itunes

gravatar
Member Since: 6/7/2004
Total Mixes: 9747
Total Feedback: 8
Message | Friend

Other Mixes By itunes

Playlist | Other Mix
Playlist | Celebrity Playlist
image
Playlist | Celebrity Playlist
image

'60s Rock 2

Artist Song Buy
The Troggs  Love Is All Around   buy on itunes
The Nazz  Open My Eyes   buy on itunes
The Guess Who  Shakin' All Over   buy on itunes
The Searchers  When You Walk In the Room   buy on itunes
The Smoke  My Friend Jack   buy on itunes
The Beach Boys  Heroes and Villains   buy on itunes
Three Dog Night  Nobody   buy on itunes
The Band  Chest Fever   buy on itunes
The Paul Butterfield Blues Band  Born In Chicago   buy on itunes
The Youngbloods  Darkness, Darkness   buy on itunes
Procol Harum  Whisky Train   buy on itunes
The Velvet Underground  White Light / White Heat   buy on itunes
Fleetwood Mac  Albatross   buy on itunes
Ted Nugent  Baby, Please Don't Go   buy on itunes
The Blues Magoos  Tobacco Road   buy on itunes
The Remains  Why Do I Cry   buy on itunes
The Seeds  Can't Seem to Make You Mine   buy on itunes
The McCoys  Say Those Magic Words   buy on itunes
Chicago  Someday (August 29, 1968)   buy on itunes
The Stooges  I Feel Alright (1970) [Mono Single Edit]   buy on itunes
The Electric Flag  Killing Floor   buy on itunes
Jeff Beck  Beck's Bolero   buy on itunes
Spooky Tooth  I Am the Walrus   buy on itunes
Blind Faith  Can't Find My Way Home   buy on itunes
Ten Years After  I Woke Up This Morning   buy on itunes

Comment:

One of the ’60s’ defining excesses — and there were [i]many[/i] — comes in the form of the bands’ names: Chocolate Watchband.
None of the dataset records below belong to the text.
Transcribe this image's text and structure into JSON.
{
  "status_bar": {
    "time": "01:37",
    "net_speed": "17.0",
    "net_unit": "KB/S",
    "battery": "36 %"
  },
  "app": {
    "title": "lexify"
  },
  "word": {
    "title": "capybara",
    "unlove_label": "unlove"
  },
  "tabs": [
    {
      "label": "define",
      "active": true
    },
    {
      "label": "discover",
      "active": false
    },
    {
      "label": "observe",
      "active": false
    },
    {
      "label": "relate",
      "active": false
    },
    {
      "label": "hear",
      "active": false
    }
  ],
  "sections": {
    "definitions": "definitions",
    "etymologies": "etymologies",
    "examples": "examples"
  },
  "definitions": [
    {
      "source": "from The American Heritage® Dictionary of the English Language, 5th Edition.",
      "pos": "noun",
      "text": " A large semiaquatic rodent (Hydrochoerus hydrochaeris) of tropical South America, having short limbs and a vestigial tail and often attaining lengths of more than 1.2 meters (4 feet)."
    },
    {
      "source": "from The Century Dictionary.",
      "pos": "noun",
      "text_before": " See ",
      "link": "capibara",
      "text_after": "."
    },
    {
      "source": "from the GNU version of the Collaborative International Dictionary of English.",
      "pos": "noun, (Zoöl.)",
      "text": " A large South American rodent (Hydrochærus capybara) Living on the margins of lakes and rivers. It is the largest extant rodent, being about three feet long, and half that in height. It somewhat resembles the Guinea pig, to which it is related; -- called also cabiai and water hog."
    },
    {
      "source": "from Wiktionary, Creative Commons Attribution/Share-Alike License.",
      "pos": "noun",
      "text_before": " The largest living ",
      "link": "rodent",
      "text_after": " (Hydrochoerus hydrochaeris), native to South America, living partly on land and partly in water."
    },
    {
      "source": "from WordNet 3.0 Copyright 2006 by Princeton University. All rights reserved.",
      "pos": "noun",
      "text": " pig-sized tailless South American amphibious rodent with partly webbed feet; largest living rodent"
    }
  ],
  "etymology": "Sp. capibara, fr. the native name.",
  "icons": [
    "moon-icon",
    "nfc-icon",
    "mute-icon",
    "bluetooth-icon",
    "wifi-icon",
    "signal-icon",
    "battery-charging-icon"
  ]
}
Strawberry Alarm Clock. Ultimate Spinach. But make no mistake: many of these goofy-monikered musicians turn out some awe-inspiring songs. Brit blues-rockers Spooky Tooth split the difference between Traffic’s soft-focus hallucinations and Led Zeppelin’s hard-edged crunch in their heavy-as-Dostoyevsky cover of “I Am the Walrus.” The Nazz, led by then-future superstar Todd Rundgren, opens up “Open My Eyes” with an organ riff lifted from the Who’s “I Can’t Explain,” then spins into a swirly maelstrom of phase-shifted proto-power-pop. And perhaps the era’s ultimate fusion of art and rock — how many [i]other[/i] bands can claim a cover designed by Andy Warhol? — the Velvet Underground ride roughshod over a leather-jacket-tough track where boogie-woogie meets the blues somewhere down a dark alley in “White Light/White Heat.”
image for mix

Feedback:

You must be logged in to do this.